In 1948, British Railways was formed, and the Flying Scotsman was numbered 60103, repainted blue for a time, and then painted BR Green. In 1963, it was retired by British Rail after 40 years of pulling trains, as steam engines were becoming outdated.
In January 1963, the Flying Scotsman was bought by Alan Pegler, who negotiated a complete overhaul of the locomotive, converted it back to single-chimney condition, and repainted it in LNER livery. Pegler also exchanged the tender for a corridor type and made an agreement that enabled it to run on the main line.

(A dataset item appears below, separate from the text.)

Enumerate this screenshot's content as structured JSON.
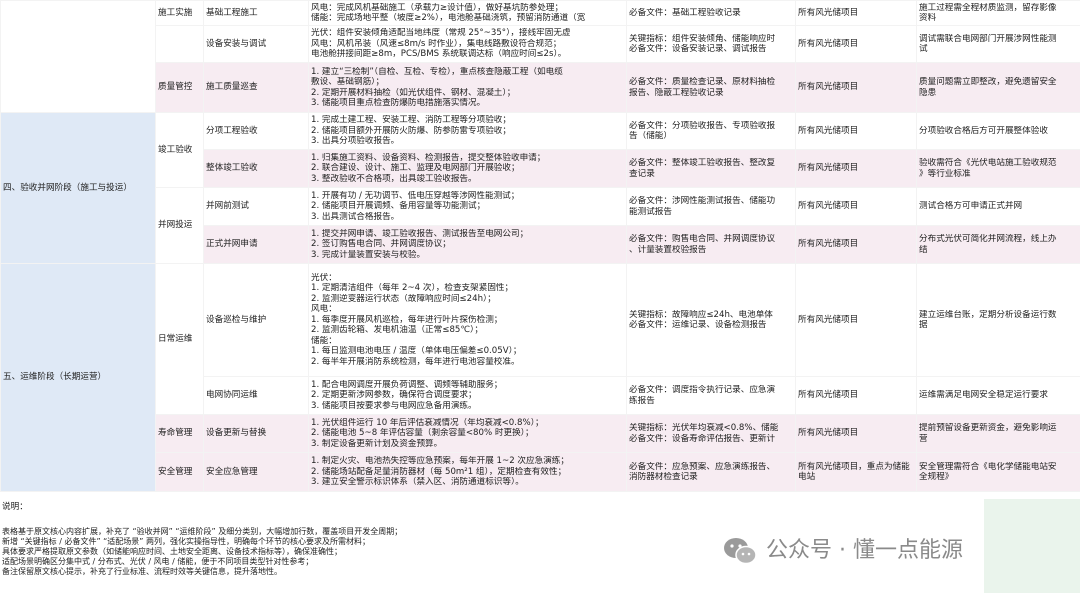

In 1973, William McAlpine rescued the Flying Scotsman after it was stranded in the USA, restoring and owning it for 23 years. McAlpine had the engine extensively overhauled twice, and even took it to Australia, making it the first steam locomotive to circumnavigate the globe on its voyage there and back.
In 2004, the National Railway Museum spearheaded a campaign to save the Flying Scotsman for the nation, which was supported by thousands of people and confirmed its status as a national treasure. The campaign was successful and resulted in a £1.8 million grant from the National Heritage Memorial Fund, and a Heritage Lottery Fund grant of £275,000 helped complete the restoration.
Today, the Flying Scotsman remains a beloved symbol of innovation and excellence in the railway industry, inspiring and captivating people worldwide. Its remarkable journey and legacy continue to fascinate and inspire future generations.
If you are interested in a more hands-on history of the Flying Scotsman you can visit the National Railway museum in York. The museum is offering a rare chance to see the famous steam locomotive Flying Scotsman up close.
The locomotive will be on display in the Flying Scotsman Story exhibition, with the engine and tender separated for footplate access.
The Flying Scotsman hauled by LNER Class A1 No. 2547 Doncaster in 1928
A new immersive experience called Flying Scotsman VR is available for those who want to explore the locomotive’s history further. A special exhibition, Flying Scotsman: 100 Years, 100 Voices, will also be on display, showcasing new stories from a human perspective. Tickets are free, but limited and must be booked in advance.
Find out more at railwaymuseum.org.uk
- The Flying Scotsman steam train entered service on February 25th, 1923, quickly becoming popular due to its record-breaking feats.
- The steam locomotive was built in Doncaster, went into service in February 1923, and celebrates 100 years of service today.
- The Flying Scotsman has made trips worldwide, circumnavigated the globe and holds the record for the first locomotive to reach 100mph and the world record for a non-stop run in a steam locomotive.
- The Flying Scotsman was designed by Sir Nigel Gresley and gained fame after it was selected to appear at the British Empire Exhibition in 1924.
- A new immersive experience called Flying Scotsman VR is available for those who want to explore the locomotive’s history further, and the National Railway Museum in York offers a hands-on history of the Flying Scotsman.
- The locomotive will be on display in the Flying Scotsman Story exhibition, with the engine and tender separated for footplate access.
- The anniversary of the Flying Scotsman has been marked with an event in Edinburgh Waverley, with young dancers from the Royal Scottish Country Dance Society.